(Website and app data records)
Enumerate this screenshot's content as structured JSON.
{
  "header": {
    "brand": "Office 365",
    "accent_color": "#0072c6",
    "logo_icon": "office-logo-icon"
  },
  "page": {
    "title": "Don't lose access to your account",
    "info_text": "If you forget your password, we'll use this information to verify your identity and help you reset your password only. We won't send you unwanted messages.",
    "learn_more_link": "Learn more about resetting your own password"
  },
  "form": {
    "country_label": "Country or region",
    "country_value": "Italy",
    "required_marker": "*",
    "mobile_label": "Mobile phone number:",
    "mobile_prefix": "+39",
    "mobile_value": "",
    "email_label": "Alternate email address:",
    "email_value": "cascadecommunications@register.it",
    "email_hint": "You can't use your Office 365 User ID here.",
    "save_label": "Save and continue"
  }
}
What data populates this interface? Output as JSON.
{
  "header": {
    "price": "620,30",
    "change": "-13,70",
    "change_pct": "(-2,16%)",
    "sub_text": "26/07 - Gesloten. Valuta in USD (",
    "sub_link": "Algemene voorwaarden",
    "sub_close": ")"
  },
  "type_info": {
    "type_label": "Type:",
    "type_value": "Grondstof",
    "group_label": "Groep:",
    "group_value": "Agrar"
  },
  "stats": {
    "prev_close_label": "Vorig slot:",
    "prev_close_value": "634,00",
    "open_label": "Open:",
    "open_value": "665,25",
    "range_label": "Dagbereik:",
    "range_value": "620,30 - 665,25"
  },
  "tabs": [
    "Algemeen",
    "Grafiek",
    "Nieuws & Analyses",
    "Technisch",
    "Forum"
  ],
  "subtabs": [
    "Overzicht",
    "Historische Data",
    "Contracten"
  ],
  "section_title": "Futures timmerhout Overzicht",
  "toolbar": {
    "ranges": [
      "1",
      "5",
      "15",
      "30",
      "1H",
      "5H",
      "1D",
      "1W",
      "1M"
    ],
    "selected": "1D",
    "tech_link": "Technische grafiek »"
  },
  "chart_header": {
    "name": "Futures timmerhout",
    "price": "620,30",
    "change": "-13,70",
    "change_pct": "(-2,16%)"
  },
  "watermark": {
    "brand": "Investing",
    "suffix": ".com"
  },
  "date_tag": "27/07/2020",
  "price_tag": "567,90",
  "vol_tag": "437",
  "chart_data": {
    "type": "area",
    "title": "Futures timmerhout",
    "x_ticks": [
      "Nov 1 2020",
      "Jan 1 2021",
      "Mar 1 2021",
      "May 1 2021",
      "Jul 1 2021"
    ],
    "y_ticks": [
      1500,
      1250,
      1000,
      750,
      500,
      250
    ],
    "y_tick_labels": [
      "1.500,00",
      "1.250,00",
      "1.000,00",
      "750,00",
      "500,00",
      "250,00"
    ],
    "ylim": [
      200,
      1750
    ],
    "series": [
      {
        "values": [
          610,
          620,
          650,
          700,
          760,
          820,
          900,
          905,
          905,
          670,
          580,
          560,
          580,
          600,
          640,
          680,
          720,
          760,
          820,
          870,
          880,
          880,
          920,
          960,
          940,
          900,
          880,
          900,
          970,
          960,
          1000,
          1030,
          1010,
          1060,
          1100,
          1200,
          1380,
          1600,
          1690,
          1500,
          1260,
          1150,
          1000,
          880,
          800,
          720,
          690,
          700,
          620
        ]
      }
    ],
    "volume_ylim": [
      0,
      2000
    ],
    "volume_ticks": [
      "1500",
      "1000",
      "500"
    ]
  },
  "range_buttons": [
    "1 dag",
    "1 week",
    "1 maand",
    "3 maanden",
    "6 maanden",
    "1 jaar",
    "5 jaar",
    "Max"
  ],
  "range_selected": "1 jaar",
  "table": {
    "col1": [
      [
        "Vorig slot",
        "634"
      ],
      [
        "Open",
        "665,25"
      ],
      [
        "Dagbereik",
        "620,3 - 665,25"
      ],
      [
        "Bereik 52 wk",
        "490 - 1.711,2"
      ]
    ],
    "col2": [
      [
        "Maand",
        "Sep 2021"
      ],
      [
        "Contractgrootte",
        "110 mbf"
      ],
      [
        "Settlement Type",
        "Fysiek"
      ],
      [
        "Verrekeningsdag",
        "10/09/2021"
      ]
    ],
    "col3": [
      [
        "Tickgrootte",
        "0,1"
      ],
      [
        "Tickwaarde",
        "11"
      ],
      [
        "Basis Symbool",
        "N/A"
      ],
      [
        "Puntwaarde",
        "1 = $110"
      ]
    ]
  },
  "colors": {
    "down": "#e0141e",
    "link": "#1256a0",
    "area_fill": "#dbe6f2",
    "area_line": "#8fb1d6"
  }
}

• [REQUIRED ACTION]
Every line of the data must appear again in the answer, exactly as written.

• [EXPECTED OUTPUT]
Enumerate this screenshot's content as structured JSON.
{
  "header": {
    "brand": "Office 365",
    "accent_color": "#0072c6",
    "logo_icon": "office-logo-icon"
  },
  "page": {
    "title": "Don't lose access to your account",
    "info_text": "If you forget your password, we'll use this information to verify your identity and help you reset your password only. We won't send you unwanted messages.",
    "learn_more_link": "Learn more about resetting your own password"
  },
  "form": {
    "country_label": "Country or region",
    "country_value": "Italy",
    "required_marker": "*",
    "mobile_label": "Mobile phone number:",
    "mobile_prefix": "+39",
    "mobile_value": "",
    "email_label": "Alternate email address:",
    "email_value": "cascadecommunications@register.it",
    "email_hint": "You can't use your Office 365 User ID here.",
    "save_label": "Save and continue"
  }
}
What data populates this interface? Output as JSON.
{
  "header": {
    "price": "620,30",
    "change": "-13,70",
    "change_pct": "(-2,16%)",
    "sub_text": "26/07 - Gesloten. Valuta in USD (",
    "sub_link": "Algemene voorwaarden",
    "sub_close": ")"
  },
  "type_info": {
    "type_label": "Type:",
    "type_value": "Grondstof",
    "group_label": "Groep:",
    "group_value": "Agrar"
  },
  "stats": {
    "prev_close_label": "Vorig slot:",
    "prev_close_value": "634,00",
    "open_label": "Open:",
    "open_value": "665,25",
    "range_label": "Dagbereik:",
    "range_value": "620,30 - 665,25"
  },
  "tabs": [
    "Algemeen",
    "Grafiek",
    "Nieuws & Analyses",
    "Technisch",
    "Forum"
  ],
  "subtabs": [
    "Overzicht",
    "Historische Data",
    "Contracten"
  ],
  "section_title": "Futures timmerhout Overzicht",
  "toolbar": {
    "ranges": [
      "1",
      "5",
      "15",
      "30",
      "1H",
      "5H",
      "1D",
      "1W",
      "1M"
    ],
    "selected": "1D",
    "tech_link": "Technische grafiek »"
  },
  "chart_header": {
    "name": "Futures timmerhout",
    "price": "620,30",
    "change": "-13,70",
    "change_pct": "(-2,16%)"
  },
  "watermark": {
    "brand": "Investing",
    "suffix": ".com"
  },
  "date_tag": "27/07/2020",
  "price_tag": "567,90",
  "vol_tag": "437",
  "chart_data": {
    "type": "area",
    "title": "Futures timmerhout",
    "x_ticks": [
      "Nov 1 2020",
      "Jan 1 2021",
      "Mar 1 2021",
      "May 1 2021",
      "Jul 1 2021"
    ],
    "y_ticks": [
      1500,
      1250,
      1000,
      750,
      500,
      250
    ],
    "y_tick_labels": [
      "1.500,00",
      "1.250,00",
      "1.000,00",
      "750,00",
      "500,00",
      "250,00"
    ],
    "ylim": [
      200,
      1750
    ],
    "series": [
      {
        "values": [
          610,
          620,
          650,
          700,
          760,
          820,
          900,
          905,
          905,
          670,
          580,
          560,
          580,
          600,
          640,
          680,
          720,
          760,
          820,
          870,
          880,
          880,
          920,
          960,
          940,
          900,
          880,
          900,
          970,
          960,
          1000,
          1030,
          1010,
          1060,
          1100,
          1200,
          1380,
          1600,
          1690,
          1500,
          1260,
          1150,
          1000,
          880,
          800,
          720,
          690,
          700,
          620
        ]
      }
    ],
    "volume_ylim": [
      0,
      2000
    ],
    "volume_ticks": [
      "1500",
      "1000",
      "500"
    ]
  },
  "range_buttons": [
    "1 dag",
    "1 week",
    "1 maand",
    "3 maanden",
    "6 maanden",
    "1 jaar",
    "5 jaar",
    "Max"
  ],
  "range_selected": "1 jaar",
  "table": {
    "col1": [
      [
        "Vorig slot",
        "634"
      ],
      [
        "Open",
        "665,25"
      ],
      [
        "Dagbereik",
        "620,3 - 665,25"
      ],
      [
        "Bereik 52 wk",
        "490 - 1.711,2"
      ]
    ],
    "col2": [
      [
        "Maand",
        "Sep 2021"
      ],
      [
        "Contractgrootte",
        "110 mbf"
      ],
      [
        "Settlement Type",
        "Fysiek"
      ],
      [
        "Verrekeningsdag",
        "10/09/2021"
      ]
    ],
    "col3": [
      [
        "Tickgrootte",
        "0,1"
      ],
      [
        "Tickwaarde",
        "11"
      ],
      [
        "Basis Symbool",
        "N/A"
      ],
      [
        "Puntwaarde",
        "1 = $110"
      ]
    ]
  },
  "colors": {
    "down": "#e0141e",
    "link": "#1256a0",
    "area_fill": "#dbe6f2",
    "area_line": "#8fb1d6"
  }
}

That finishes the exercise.